_Task to carry out_
Using the word "preview" as the filter, copy each matching line from the records.

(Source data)
* * * * * * * * *

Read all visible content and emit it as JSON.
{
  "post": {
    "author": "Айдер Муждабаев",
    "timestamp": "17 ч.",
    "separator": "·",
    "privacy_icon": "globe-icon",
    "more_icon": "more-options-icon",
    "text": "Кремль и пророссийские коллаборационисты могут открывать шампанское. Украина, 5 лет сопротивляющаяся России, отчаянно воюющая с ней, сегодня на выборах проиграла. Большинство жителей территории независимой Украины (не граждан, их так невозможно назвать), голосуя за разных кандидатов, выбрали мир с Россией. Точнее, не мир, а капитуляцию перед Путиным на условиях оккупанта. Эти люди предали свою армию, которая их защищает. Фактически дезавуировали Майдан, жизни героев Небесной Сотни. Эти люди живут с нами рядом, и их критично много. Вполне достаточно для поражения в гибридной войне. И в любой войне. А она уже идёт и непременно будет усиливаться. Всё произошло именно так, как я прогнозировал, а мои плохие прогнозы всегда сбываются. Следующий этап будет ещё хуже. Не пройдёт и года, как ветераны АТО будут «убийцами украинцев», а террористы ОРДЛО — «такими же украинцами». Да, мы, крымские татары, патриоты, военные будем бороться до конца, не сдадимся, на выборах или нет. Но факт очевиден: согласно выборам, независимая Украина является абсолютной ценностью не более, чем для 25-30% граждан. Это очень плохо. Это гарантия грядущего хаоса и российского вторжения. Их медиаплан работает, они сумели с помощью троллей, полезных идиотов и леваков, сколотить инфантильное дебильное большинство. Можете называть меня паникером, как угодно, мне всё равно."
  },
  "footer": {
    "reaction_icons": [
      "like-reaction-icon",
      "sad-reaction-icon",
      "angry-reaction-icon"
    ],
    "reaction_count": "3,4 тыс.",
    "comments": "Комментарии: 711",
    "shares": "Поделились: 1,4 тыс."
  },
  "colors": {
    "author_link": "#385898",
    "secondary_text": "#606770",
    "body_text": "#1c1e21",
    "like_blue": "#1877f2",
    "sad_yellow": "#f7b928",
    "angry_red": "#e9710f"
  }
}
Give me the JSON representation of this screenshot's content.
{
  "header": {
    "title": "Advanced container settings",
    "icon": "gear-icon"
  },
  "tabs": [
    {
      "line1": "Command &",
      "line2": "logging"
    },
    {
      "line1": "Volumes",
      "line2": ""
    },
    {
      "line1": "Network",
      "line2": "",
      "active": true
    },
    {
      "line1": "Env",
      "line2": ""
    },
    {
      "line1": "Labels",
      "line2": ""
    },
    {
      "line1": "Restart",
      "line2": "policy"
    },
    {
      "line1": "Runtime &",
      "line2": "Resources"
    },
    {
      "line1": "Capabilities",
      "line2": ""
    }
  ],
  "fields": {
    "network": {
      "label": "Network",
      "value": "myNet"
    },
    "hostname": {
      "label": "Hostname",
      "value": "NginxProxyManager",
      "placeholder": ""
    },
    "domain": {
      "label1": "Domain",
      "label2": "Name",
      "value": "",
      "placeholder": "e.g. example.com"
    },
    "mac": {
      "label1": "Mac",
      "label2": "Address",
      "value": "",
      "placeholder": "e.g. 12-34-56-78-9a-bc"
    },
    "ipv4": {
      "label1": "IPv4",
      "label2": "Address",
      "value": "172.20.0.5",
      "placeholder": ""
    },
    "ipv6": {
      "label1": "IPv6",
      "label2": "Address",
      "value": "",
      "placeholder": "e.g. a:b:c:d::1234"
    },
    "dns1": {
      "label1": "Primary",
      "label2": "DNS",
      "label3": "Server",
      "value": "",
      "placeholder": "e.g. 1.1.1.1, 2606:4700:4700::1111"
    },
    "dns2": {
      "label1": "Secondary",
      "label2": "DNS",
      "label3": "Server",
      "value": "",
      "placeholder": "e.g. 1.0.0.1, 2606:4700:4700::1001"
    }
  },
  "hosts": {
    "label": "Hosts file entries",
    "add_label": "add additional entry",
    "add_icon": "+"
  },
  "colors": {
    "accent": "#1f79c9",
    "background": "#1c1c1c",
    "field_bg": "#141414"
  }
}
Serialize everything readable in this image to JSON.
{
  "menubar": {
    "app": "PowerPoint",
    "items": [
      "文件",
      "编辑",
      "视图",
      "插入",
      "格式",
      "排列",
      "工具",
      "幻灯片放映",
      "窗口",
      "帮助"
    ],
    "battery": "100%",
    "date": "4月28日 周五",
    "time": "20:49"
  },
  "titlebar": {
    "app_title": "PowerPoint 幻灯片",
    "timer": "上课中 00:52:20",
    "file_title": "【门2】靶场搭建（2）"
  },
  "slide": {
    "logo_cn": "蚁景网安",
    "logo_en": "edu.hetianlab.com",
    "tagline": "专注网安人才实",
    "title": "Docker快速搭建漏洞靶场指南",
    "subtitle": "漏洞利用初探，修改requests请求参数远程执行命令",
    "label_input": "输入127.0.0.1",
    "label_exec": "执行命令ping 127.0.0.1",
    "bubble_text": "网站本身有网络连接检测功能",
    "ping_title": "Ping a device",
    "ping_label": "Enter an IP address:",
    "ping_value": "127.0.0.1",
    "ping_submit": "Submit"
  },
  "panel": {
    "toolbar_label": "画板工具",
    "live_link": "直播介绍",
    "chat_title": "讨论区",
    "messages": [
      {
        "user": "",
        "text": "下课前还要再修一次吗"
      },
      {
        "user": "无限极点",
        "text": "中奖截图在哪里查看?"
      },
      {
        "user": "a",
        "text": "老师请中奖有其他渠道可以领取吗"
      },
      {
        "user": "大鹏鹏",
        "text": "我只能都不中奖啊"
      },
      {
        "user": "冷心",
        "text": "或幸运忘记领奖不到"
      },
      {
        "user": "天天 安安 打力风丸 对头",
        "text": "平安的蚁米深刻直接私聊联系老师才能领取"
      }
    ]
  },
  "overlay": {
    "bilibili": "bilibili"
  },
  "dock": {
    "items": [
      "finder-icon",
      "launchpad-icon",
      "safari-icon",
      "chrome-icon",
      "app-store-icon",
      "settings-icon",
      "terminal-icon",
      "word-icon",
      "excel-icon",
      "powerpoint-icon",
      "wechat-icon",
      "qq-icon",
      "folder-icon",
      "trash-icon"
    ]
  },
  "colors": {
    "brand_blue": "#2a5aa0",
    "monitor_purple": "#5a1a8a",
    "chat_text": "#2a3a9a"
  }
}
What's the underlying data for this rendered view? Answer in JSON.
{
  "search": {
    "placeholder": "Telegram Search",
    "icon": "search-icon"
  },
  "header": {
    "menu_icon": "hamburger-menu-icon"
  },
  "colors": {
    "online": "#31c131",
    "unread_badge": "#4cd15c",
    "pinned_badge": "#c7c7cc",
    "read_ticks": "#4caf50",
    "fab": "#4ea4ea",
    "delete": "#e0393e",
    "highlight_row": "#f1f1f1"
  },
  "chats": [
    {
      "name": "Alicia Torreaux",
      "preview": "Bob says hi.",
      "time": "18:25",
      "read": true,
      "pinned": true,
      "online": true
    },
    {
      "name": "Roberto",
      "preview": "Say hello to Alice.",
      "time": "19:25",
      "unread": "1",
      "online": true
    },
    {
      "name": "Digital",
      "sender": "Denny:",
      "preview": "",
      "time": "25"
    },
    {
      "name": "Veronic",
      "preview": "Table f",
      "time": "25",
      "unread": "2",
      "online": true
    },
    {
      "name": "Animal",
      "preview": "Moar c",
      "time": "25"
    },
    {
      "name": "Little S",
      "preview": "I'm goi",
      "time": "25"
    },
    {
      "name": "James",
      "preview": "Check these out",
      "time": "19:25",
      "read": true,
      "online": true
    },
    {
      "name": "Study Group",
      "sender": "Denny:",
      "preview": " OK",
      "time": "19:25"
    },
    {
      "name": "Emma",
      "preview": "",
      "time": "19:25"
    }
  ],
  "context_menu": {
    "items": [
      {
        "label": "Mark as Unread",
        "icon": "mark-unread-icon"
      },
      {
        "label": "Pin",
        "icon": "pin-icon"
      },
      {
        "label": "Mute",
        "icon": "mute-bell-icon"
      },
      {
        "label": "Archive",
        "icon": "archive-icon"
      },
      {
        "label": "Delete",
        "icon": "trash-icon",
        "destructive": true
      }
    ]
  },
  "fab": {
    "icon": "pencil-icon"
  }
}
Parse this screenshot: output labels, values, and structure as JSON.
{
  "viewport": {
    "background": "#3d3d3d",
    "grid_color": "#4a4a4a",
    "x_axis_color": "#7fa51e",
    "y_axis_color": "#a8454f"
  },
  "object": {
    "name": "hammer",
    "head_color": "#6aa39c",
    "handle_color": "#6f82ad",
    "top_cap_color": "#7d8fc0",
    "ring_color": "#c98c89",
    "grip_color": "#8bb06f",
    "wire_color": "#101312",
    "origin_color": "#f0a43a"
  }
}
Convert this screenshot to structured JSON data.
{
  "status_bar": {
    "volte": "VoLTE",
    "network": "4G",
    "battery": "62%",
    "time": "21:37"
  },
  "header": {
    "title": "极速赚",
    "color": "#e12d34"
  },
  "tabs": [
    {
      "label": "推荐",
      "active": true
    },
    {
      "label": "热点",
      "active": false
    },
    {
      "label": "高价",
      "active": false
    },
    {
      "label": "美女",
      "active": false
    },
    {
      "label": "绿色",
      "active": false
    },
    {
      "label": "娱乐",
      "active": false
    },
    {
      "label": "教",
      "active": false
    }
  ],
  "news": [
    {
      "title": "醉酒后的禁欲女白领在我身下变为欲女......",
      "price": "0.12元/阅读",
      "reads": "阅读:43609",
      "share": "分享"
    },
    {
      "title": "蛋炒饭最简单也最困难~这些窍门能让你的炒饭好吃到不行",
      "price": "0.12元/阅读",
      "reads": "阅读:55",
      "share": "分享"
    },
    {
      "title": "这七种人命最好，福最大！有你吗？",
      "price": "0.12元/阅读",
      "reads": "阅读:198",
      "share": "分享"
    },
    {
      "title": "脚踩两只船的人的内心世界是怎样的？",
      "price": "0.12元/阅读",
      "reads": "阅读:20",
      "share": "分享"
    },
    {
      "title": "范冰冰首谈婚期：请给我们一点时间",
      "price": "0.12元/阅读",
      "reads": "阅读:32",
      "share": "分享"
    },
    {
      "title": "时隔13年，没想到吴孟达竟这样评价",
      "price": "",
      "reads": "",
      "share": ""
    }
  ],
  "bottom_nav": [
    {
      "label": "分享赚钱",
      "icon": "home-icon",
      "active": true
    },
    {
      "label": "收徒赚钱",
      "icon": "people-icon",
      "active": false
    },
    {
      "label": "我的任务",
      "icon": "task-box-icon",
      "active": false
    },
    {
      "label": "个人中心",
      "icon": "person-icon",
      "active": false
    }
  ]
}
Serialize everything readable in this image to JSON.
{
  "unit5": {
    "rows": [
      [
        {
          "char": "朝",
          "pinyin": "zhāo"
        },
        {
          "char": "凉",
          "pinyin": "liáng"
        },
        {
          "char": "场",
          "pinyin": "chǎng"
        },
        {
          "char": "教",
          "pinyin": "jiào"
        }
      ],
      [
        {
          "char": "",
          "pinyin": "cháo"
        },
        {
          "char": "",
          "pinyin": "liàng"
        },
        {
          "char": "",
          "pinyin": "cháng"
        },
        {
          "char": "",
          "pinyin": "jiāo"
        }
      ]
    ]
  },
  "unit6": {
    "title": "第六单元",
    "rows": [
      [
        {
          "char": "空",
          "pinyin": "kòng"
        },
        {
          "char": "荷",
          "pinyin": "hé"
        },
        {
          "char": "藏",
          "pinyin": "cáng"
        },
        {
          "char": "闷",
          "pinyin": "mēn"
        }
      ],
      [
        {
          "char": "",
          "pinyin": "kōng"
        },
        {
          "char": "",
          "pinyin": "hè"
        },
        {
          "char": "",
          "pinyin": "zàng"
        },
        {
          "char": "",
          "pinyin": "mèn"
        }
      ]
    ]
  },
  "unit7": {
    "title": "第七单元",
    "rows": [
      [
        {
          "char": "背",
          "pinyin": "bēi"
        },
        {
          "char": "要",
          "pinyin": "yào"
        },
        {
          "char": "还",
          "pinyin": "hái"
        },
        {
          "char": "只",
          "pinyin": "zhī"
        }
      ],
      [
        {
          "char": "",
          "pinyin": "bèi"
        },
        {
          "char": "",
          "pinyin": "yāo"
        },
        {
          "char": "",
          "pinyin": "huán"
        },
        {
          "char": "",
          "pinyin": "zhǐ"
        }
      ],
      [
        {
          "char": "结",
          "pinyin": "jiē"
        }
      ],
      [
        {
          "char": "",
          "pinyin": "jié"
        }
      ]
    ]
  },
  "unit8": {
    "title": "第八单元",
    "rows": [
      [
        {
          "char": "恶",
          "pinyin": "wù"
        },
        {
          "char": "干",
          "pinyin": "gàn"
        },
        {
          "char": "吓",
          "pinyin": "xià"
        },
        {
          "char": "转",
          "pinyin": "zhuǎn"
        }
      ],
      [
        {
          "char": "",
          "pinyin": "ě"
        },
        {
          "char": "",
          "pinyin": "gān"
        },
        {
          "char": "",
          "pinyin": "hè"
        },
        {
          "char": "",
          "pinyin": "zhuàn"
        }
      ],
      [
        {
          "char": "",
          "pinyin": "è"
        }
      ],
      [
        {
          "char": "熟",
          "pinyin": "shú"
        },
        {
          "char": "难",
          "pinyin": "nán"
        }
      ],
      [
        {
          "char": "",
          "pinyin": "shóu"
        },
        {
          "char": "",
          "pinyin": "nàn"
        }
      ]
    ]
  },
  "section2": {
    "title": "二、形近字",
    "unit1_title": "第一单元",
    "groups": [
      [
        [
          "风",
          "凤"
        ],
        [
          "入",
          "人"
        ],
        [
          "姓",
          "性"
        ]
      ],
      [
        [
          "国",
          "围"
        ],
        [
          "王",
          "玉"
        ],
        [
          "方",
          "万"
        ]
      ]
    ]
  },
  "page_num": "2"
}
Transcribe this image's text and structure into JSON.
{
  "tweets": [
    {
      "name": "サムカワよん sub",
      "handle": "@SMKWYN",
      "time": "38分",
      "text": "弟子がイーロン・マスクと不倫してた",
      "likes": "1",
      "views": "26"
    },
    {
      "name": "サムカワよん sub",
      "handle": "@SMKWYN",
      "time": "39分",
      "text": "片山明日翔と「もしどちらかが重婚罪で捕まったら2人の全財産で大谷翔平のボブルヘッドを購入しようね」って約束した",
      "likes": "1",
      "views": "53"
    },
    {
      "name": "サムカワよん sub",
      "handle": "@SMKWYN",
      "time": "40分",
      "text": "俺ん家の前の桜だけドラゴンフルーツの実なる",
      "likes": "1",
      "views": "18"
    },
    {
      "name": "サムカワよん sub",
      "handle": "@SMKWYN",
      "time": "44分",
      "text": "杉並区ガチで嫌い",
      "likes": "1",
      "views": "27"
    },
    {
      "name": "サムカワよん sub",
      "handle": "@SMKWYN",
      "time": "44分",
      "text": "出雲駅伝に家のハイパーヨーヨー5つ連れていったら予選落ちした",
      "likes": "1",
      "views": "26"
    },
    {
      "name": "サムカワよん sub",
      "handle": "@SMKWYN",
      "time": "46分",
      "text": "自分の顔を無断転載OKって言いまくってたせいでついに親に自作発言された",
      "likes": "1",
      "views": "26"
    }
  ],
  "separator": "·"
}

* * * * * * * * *

_Answer to this task_
      "preview": "Bob says hi.",
      "preview": "Say hello to Alice.",
      "preview": "",
      "preview": "Table f",
      "preview": "Moar c",
      "preview": "I'm goi",
      "preview": "Check these out",
      "preview": " OK",
      "preview": "",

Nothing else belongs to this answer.